PROVIDED RECORDS:
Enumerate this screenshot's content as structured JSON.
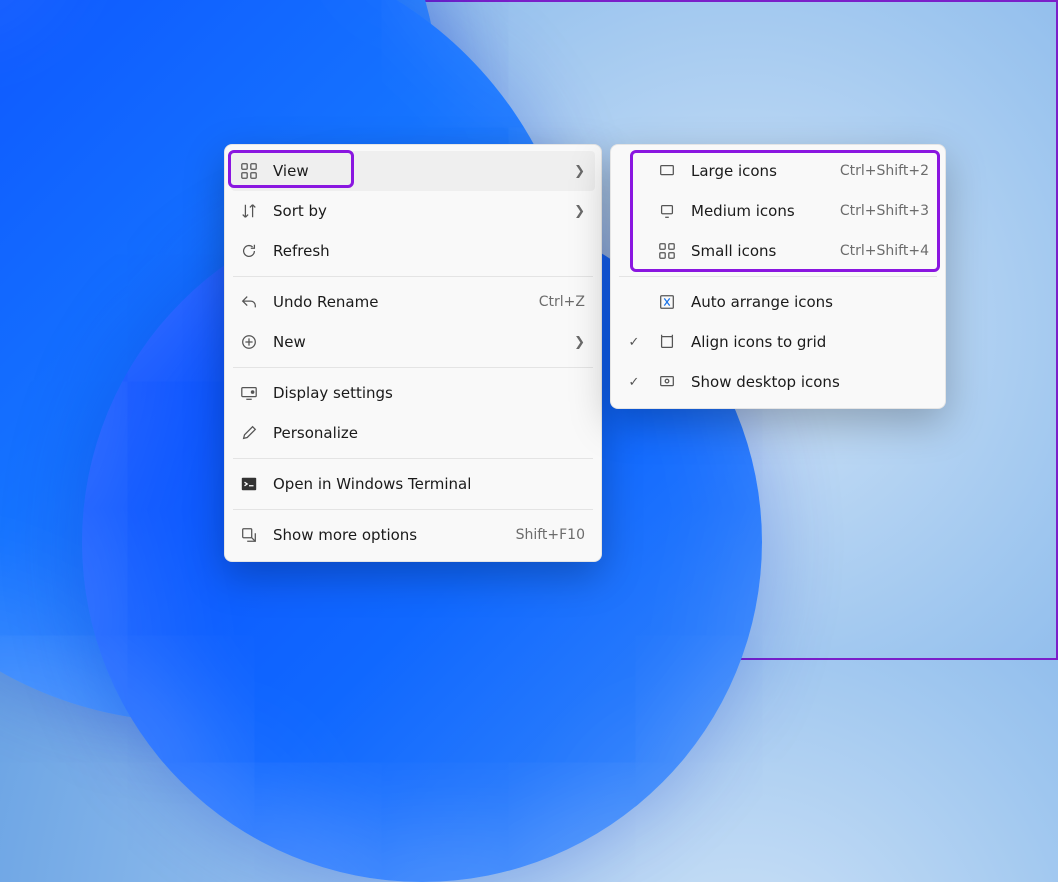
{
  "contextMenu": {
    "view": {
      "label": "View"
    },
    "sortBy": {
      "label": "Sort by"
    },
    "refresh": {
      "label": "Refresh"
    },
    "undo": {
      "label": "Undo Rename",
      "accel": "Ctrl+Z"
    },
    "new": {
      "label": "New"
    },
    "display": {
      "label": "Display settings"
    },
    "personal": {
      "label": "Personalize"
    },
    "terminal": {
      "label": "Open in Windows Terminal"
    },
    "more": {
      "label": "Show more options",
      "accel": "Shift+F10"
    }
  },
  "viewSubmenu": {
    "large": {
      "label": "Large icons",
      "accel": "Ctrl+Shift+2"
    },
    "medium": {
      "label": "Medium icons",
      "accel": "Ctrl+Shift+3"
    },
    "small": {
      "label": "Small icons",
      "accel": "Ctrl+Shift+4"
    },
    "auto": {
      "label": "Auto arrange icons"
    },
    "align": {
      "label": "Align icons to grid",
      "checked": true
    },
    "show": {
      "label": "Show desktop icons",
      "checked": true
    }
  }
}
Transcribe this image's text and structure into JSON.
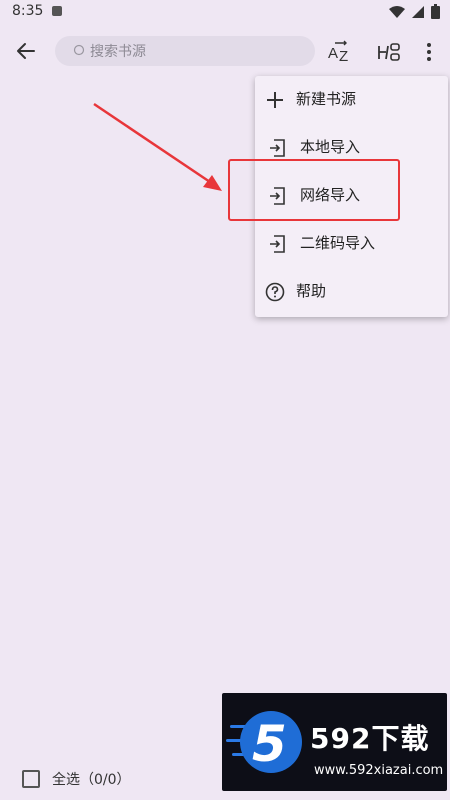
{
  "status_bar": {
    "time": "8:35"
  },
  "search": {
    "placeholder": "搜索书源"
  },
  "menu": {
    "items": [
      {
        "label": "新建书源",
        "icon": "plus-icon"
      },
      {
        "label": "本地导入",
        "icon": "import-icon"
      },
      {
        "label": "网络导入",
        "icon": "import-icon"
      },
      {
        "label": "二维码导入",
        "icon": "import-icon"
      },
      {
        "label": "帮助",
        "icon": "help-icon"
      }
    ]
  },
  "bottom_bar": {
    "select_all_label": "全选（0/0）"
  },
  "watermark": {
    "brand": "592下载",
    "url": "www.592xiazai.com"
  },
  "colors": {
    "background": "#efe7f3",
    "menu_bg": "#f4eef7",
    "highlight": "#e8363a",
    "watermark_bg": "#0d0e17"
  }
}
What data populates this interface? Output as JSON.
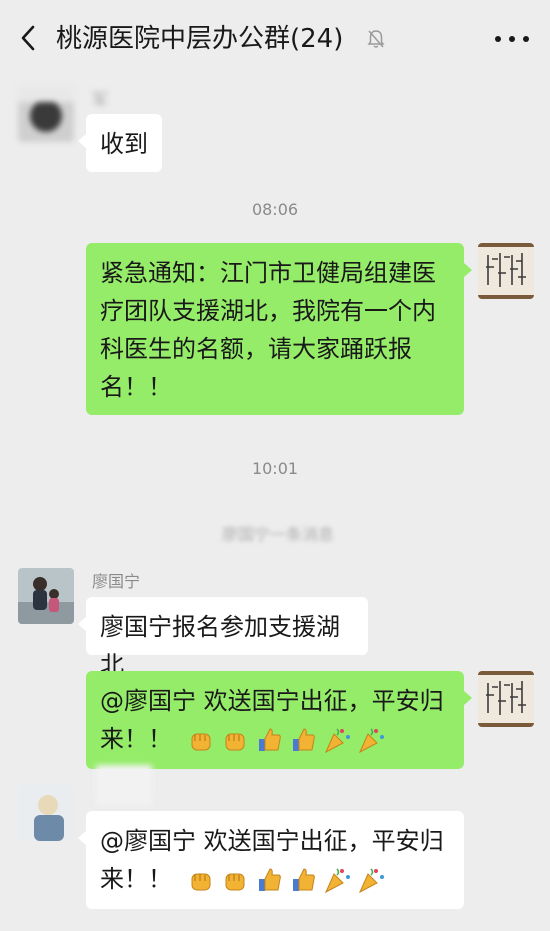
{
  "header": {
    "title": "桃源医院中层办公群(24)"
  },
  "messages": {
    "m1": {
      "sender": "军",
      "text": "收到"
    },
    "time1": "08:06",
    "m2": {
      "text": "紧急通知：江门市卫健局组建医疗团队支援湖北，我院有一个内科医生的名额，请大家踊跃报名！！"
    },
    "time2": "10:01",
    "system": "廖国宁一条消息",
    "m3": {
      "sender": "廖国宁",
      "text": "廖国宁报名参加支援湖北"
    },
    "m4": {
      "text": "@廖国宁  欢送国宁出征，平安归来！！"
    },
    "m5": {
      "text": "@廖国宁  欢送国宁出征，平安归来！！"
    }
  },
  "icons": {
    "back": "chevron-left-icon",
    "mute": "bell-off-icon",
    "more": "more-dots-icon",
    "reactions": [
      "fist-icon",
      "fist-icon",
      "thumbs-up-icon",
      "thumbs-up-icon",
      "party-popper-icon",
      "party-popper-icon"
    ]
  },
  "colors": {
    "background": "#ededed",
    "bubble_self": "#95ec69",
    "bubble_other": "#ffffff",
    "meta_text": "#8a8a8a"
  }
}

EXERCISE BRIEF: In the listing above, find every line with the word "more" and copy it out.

OUTPUT FOR THIS EXERCISE:
    "more": {
      "label": "Show more options",
    "more": "more-dots-icon",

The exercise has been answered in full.